Brubaker will retire as dean on June 30, exactly 24 years after his start at Pitt on July 1,1991. In his talk he outlined his career — from graduate school and a faculty position at Oregon, to the University of Virginia and then to Pitt — and traced SHRS’s growth from the tiny School of Health Related Professions to SHRS, which today is Pitt’s fourth-largest school.

The school had about 300 students in five departments when Brubaker arrived here.

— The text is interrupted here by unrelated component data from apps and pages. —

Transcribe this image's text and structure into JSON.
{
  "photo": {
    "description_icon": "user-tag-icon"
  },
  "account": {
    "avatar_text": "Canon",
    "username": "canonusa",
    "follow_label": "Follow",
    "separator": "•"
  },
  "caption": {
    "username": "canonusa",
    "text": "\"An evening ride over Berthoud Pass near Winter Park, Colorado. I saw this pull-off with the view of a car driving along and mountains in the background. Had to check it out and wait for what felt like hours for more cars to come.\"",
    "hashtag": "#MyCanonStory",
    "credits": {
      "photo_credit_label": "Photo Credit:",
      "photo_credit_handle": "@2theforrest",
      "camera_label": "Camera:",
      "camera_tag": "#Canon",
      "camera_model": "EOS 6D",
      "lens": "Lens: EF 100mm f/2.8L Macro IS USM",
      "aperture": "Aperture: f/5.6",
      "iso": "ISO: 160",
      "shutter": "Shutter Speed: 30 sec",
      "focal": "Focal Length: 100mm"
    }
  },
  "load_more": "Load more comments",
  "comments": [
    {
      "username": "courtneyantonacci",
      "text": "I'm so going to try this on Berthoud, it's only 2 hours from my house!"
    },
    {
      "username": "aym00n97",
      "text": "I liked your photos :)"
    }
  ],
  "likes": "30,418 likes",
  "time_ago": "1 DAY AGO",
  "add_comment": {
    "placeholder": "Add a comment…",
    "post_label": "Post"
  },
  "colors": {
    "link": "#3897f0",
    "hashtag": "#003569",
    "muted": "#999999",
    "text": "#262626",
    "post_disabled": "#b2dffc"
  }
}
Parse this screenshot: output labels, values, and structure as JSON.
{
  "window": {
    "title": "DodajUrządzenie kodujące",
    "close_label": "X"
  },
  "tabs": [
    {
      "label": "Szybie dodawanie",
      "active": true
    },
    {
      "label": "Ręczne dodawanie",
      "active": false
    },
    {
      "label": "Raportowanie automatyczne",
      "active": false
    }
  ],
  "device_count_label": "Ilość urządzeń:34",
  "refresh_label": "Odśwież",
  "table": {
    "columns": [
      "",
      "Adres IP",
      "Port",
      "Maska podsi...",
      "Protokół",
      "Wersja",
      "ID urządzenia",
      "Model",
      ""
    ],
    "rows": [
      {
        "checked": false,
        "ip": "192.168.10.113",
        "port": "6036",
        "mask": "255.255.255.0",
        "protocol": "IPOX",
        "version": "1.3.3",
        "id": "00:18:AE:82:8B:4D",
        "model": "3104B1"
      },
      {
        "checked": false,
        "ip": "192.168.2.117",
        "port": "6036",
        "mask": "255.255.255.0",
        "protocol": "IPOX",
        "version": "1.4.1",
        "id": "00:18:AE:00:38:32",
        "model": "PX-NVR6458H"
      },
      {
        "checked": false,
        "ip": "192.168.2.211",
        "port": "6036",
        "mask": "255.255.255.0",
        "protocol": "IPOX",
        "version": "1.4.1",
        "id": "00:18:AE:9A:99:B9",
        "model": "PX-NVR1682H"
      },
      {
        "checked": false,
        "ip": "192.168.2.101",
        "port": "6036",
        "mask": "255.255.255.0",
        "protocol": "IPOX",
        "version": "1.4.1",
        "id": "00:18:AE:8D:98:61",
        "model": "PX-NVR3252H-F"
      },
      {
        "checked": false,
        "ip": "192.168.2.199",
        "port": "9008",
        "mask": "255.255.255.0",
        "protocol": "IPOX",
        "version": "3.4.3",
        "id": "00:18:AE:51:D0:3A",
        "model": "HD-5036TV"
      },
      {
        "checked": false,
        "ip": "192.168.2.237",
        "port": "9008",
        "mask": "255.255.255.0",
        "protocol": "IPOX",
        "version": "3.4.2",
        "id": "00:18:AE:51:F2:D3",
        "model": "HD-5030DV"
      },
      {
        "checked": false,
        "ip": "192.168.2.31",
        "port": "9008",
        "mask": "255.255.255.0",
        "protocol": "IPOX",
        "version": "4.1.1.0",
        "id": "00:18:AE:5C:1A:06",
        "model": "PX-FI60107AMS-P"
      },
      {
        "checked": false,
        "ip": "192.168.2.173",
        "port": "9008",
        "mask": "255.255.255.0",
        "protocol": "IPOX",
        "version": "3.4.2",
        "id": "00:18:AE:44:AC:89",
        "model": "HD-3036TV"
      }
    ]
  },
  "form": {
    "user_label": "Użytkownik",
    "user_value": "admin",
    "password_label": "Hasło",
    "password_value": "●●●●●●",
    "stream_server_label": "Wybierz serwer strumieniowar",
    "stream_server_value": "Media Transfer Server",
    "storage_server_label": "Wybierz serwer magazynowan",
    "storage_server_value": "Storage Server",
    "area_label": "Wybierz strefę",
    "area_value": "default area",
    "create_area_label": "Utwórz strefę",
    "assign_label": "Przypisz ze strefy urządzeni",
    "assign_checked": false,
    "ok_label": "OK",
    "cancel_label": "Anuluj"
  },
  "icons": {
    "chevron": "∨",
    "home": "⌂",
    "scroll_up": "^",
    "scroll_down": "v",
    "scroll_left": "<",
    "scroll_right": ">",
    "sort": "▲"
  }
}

Today, enrollment is nearly 1,500. Research support is $23.4 million to date this fiscal year, Brubaker said, with 34 percent coming from the Department of Defense, something the dean said he “never would have anticipated.”

SHRS developed the first undergraduate degree program and the first PhD program in rehabilitation science, Brubaker said, adding that USA Today ranks Pitt and SHRS No. 1 in its 10 best U.S. colleges in which to study health professions.

Brubaker said 24 years as dean was a long time, and went quickly.

He closed with an “insightful” assessment of quality attributed to the late Alec Stewart, founding dean of the University Honors College: “Quality is based on attainment. Absolute quality results from absolute attainment. A quest for quality is inconsistent with a policy of equal treatment. Treatment and distribution of resources must be consistent with opportunity and need.”

“That’s a reality,” Brubaker said. While people often believe in homogeneity, “That’s not how it works. That’s not how you advance.”

—Kimberly K. Barlow